Unfortunately, it happens sometimes that your resulting pictures are not what you expected - the image doesn't look that good, the colors are bland, and the subject is banal. Indeed, it couldn't be picture of the year! Herein I propose a second chance for your pictures by modifying your 35mm negatives. Just pick up some ideas from here, experiment, and scan your negatives with the Lomography Smartphone Scanner. Anything is possible: burning, scratching, putting on hydrochloric acid, balsamic vinegar, nail polish, bleach, or raspberry juice... use your imagination and write down your new film soup recipe! You can find a sample of the effects in this article.
Do you love Lomography's Lomochrome Purple XR 100-400 film? Me too! So let's see what it does when we shoot it through an assortment of color filters. I tried to document everything well enough that others could replicate and experiment on their own. I hope you find it useful.
If you happen to come across an expired Lomography Color Negative 400 ISO 120 film pack, either in a store or on the Internet, get one and be ready for an exciting experience. You'll definitely get more from it!
If you'd be shooting in low light, at night, or in any other situation that would require a high speed film for best results, why don't you try the Lomography Color Negative 800 for 35mm cameras? Allow five of our community members to convince you with their respective reviews in this installment of Reviews on Rewind.
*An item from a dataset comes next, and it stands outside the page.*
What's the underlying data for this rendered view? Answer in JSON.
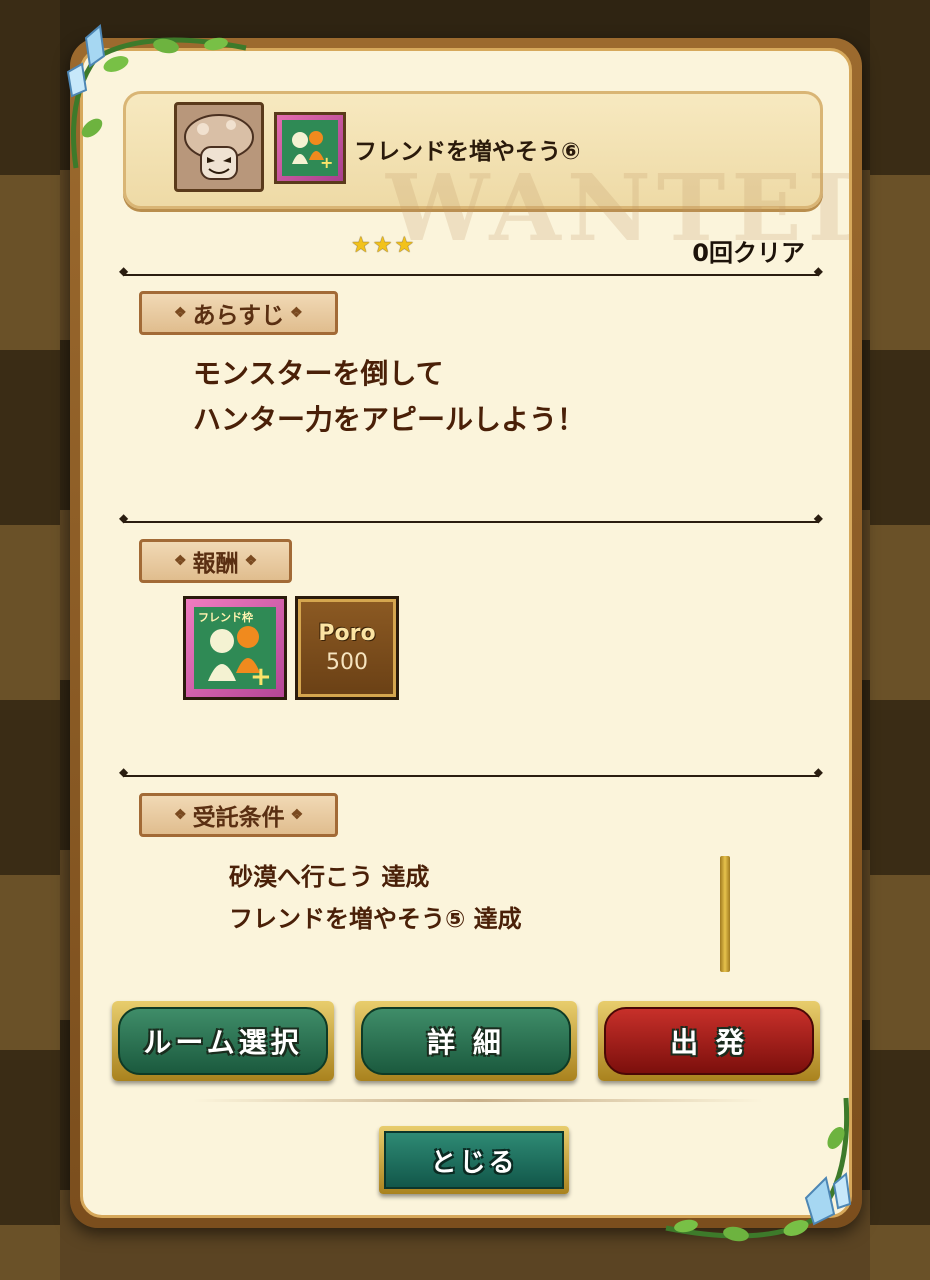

Stop bath is a type of chemical used in the darkroom for processing black and white film, aptly named as such because it halts the development of the images. In this case, stop bath is also part of the title that Korean analogue street photographer <b><a href="http://instagram.com/sooeatsyourstreetforbreakfast">Soomin Yim</a></b> has given her body of work, "Stop Bath the City," to represent the forgotten faces of people in the city amid rapid modernization, captured and immortalized on black and white film.